Franklin High School, Seattle

Franklin High School, Seattle

*A Seattle high school has sparked outrage after making only its African American students pledge that they become better students.

According to KCPQ, the staff at Franklin High came up with the “Keepin’ it 100” covenant, which asked that “African American scholars” pledge to be on time to school, complete high school, and hold themselves to meet high expectations.

Many students at the school found the pledge offensive and unfair.

“Every student counts in the school, I feel like if you gave it to one culture, you should have given it to the others as well,” said junior Niya Thomas.

Niya Thomas of Seattle's Franklin High

Niya Thomas of Seattle’s Franklin High is interviewed by KCPQ

“We were upset because the whole 12th grade class got the paper but it was supposed to be for us,” said senior Bazia Potts. “I know I felt embarrassed as an African American student and most of my peers felt embarrassed as well.”

Potts said she was so offended she and others threw it away.

Seattle Public Schools issued a statement saying it is committed to eliminating opportunity gaps but says the covenant has been discontinued after it proved to be “a distraction” from the original intent to support African American students.

Below is the school district’s full statement:

Seattle Public Schools is committed to eliminating opportunity gaps and accelerating learning for each and every student.

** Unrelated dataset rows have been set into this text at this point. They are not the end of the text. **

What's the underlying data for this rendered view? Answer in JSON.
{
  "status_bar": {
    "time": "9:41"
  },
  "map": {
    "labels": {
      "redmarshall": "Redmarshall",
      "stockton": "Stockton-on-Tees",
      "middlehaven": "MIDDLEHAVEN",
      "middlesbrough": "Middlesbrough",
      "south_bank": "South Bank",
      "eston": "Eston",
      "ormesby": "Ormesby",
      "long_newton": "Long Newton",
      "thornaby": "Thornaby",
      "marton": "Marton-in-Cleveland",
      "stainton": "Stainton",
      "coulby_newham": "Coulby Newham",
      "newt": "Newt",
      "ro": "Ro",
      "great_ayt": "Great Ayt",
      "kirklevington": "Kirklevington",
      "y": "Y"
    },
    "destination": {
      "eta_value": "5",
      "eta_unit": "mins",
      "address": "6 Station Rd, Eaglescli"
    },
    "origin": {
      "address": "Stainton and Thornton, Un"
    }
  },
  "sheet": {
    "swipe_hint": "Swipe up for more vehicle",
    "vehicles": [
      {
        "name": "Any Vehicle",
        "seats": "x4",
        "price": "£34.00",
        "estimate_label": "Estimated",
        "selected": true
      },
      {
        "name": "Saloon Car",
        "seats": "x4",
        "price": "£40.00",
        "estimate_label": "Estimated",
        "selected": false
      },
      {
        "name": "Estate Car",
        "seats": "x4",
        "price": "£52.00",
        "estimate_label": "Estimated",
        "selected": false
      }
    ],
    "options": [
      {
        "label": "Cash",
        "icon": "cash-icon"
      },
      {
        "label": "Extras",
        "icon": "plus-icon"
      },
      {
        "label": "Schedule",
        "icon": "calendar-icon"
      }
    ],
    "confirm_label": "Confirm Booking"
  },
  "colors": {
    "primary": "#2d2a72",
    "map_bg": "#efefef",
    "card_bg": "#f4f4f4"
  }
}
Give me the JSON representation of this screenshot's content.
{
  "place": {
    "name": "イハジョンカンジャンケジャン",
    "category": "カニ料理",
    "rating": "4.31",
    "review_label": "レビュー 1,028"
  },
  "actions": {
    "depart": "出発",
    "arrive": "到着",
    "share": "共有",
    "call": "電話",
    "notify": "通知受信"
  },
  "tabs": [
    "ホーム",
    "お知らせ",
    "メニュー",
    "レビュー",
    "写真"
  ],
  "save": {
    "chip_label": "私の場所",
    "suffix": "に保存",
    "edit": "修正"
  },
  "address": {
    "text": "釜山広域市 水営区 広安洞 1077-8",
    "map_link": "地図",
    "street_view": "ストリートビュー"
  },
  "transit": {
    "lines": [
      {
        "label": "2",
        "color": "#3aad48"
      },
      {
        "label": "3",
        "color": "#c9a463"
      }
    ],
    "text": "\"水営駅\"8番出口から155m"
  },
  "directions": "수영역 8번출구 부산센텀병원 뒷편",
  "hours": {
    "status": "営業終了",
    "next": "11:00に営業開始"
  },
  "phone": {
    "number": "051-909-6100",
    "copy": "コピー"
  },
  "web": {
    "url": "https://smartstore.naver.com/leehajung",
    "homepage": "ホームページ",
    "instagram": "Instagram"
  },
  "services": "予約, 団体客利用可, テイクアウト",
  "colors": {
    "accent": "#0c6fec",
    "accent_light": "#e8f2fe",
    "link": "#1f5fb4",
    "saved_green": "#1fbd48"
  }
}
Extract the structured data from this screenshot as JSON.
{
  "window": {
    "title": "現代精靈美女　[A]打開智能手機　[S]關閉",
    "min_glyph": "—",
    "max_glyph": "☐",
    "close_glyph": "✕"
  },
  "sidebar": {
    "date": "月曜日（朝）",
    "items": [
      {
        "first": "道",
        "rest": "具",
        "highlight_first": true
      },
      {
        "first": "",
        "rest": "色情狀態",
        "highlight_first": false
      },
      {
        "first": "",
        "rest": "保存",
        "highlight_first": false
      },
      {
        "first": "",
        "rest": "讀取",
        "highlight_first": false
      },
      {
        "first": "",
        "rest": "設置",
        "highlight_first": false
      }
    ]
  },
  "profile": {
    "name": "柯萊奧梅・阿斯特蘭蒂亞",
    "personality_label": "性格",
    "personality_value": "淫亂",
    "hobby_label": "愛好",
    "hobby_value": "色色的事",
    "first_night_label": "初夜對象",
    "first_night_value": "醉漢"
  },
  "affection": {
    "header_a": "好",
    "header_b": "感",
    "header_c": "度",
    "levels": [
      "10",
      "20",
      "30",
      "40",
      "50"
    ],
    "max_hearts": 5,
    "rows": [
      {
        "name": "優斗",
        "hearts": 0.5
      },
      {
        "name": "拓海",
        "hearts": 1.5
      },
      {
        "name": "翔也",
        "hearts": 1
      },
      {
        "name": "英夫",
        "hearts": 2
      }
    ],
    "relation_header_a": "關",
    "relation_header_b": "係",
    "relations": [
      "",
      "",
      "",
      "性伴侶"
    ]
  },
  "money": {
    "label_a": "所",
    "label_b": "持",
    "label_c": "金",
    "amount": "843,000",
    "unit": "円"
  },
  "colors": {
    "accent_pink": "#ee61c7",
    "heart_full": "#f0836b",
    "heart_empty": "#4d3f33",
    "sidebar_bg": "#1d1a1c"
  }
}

A student covenant was recently created by staff at Franklin High School. After meeting with senior students, Franklin staff discontinued the covenant as it proved to be a distraction from their original intent which is to increase efforts and support for African American students and ensure college readiness.

In addition, a parent/community advisory group is under development to increase the school’s collective wisdom, inform their practices and build capacity to reach the goal of 100% of African American students college ready.

Parents said they appreciate the effort, but believe there’s a better way.

“It felt like these African American students weren’t good enough, that they didn’t somehow make the mark, that part was hurtful because we all want to send a positive message to our students,” said Niya’s mom, Neffertiti Thomas.

Members of the Black Student Union at Franklin High are scheduled to meet with the principal after school on Thursday to discuss the issues.

Seattle Public Schools also says it will put together a parent/community advisory group to try to find a better way to bridge the opportunity gap.

Watch KCPQ’s report below: